Democracy and Voting

  • September 13, 2017
    Guest Post

    by Matt Lynch, Special Counsel, Foley & Lardner LLP and Steering Committee member, ACS Madison Lawyer Chapter

    Few are willing to defend the practice of partisan gerrymandering on its merits.  Republican lawmakers, Democratic lawmakers, historians, political scientists, law professors, partisan interest groups, and nonpartisan interest groups alike all agree that gerrymandering—drawing legislative districts for the purpose of political advantage—is a pox on representative government. But stopping the practice requires legislators to voluntarily harm their own chances for re-election.  And so gerrymandering continues, now aided by more precise voter data than we have ever had, and the technology to use it on a broad, state-wide scale.

    Gill v. Whitford, a case arising from Wisconsin’s heavily gerrymandered districts, presents the United States Supreme Court with a clean opportunity to rein in that despised practice.  The only question is whether the justices—namely swing Justice Anthony Kennedy—believe it is a problem that warrants a judicial solution.

  • September 13, 2017
    Guest Post

    by Daniel TokajiCharles W. Ebersold and Florence Whitcomb Ebersold Professor of Constitutional Law at The Ohio State University Moritz College of Law

    *This piece originally ran on SCOTUSblog as a part of their Summer Symposium on Gill v. Whitford

    A constitutional standard for partisan gerrymandering is the holy grail of election law. For decades, scholars and jurists have struggled to find a manageable standard for claims of excessive partisanship in drawing district lines. Most of these efforts have focused on the equal protection clause. But as Justice Anthony Kennedy suggested in Vieth v. Jubelirer, the First Amendment provides a firmer doctrinal basis for challenging partisan gerrymandering. An established line of precedent understands voting as a form of expressive association protected by the First Amendment. These cases offer a nuanced standard that would avoid the undesirable result of rendering any consideration of partisan consequences unconstitutional.

  • August 23, 2017
    Guest Post

    by Matthew Segal, legal director, ACLU of Massachusetts

    The Trump Administration has embarked on a campaign of voter suppression.

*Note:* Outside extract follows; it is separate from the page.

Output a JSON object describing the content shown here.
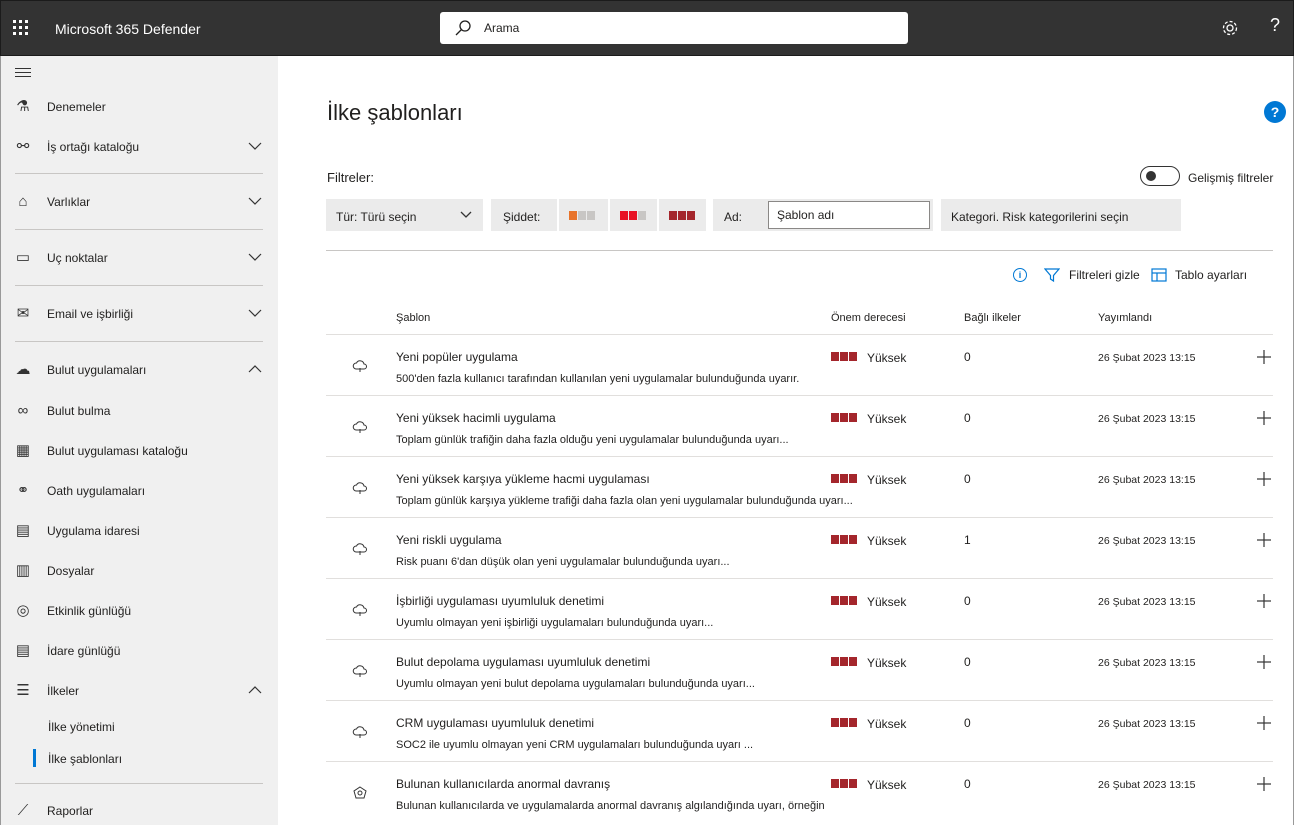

Its actions, including creating a Voter “Integrity” Commission fueled by false claims of voter fraud, and filing a brief defending Ohio’s voter purges, seems not just destined but designed to keep Americans from voting. This campaign risks eroding the voting rights of historically disenfranchised groups of people not only overtly but also insidiously, in ways that go well beyond any single voter suppression measure.

    The insidious nature of these efforts is that they draw our collective attention to malicious attempts to keep people of color and young people from exercising their right to vote. This focus, in turn, can desensitize us to disenfranchisement that is needless, yet not malicious.

  • July 10, 2017
    Guest Post

    by Joshua A. Douglas, Robert G. Lawson & William H. Fortune Associate Professor of Law, University of Kentucky College of Law

    While doom-and-gloom seems to dominate voting rights news these days, there is also positive work happening on the ground to enhance the right to vote. That is the goal of a lawsuit in Massachusetts, showing the importance of playing offense instead of defense in an effort to expand democratic participation.

    Voters in Massachusetts, along with the ACLU, are challenging Massachusetts’s 20-day registration deadline. Under the law, a voter may not cast a ballot on Election Day unless he or she has registered at least 20 days in advance of the election. The plaintiffs in Massachusetts argue that the government has no need for this registration deadline and that requiring people to register ahead of Election Day deprives those who do not comply of their constitutionally-protected right to vote. They literally cannot vote if they do not register ahead of the election and yet given modern technology, the state has no need for the 20-day requirement.

    The plaintiffs have already won, in part. Just before the 2016 election, state judge Douglas Wilkins found that Massachusetts had failed to demonstrate a “real reason, grounded in data, facts, or other evidence,” for the registration deadline. The court noted, “The right to vote is fundamental, as guaranteed by the Massachusetts Constitution.” The registration deadline deprived the three plaintiffs of this fundamental right. The court therefore allowed them to cast their ballots even though they had not registered in time. Yet that decision did not resolve the ultimate question of the constitutionality of a registration deadline before Election Day. The court is now considering that question, hearing testimony from voters, election experts, and state officials.

  • March 1, 2017

    by Katie O’Connor

    In an era of record political polarization, there are still a handful of issues on which Americans seem to agree. One such issue is the need to implement serious campaign finance reform and drastically reduce the amount of money in politics. According to a 2015 New York Times/CBS News poll, 84 percent of respondents thought that money has too much influence in American political campaigns. 39 percent of respondents said the system for funding political campaigns needs fundamental changes, and another 46 percent said the system needs to be completely rebuilt. Over three-quarters of respondents were in favor of limiting the amount of money individuals can contribute to political campaigns.

    Despite a near consensus on the need for change, little has been done to slow the flood of money into politics in recent years. In fact, it has only hastened, with some help from the Supreme Court. The 2016 presidential election is estimated to have cost $6.9 billion, up from $4.3 billion in 2000. Part of the blame for the impasse lies with Congress, which has been growing increasingly gridlocked for decades. But Congressional deadlock is not a total bar to campaign finance reform.

    The Federal Election Commission (FEC) is the agency whose mission is to enforce and administer campaign finance laws. Specifically, the FEC enforces laws which seek to “limit the disproportionate influence of wealthy individuals and special interest groups on the outcome of federal elections; regulate spending in campaigns for federal office; and deter abuses by mandating public disclosure of campaign finances.” Despite its bipartisan and overwhelmingly popular mission and its distance from a dysfunctional Congress, the FEC is not immune to gridlock. In fact, it has come to be referred to, in some circles, as the Failure to Enforce Commission.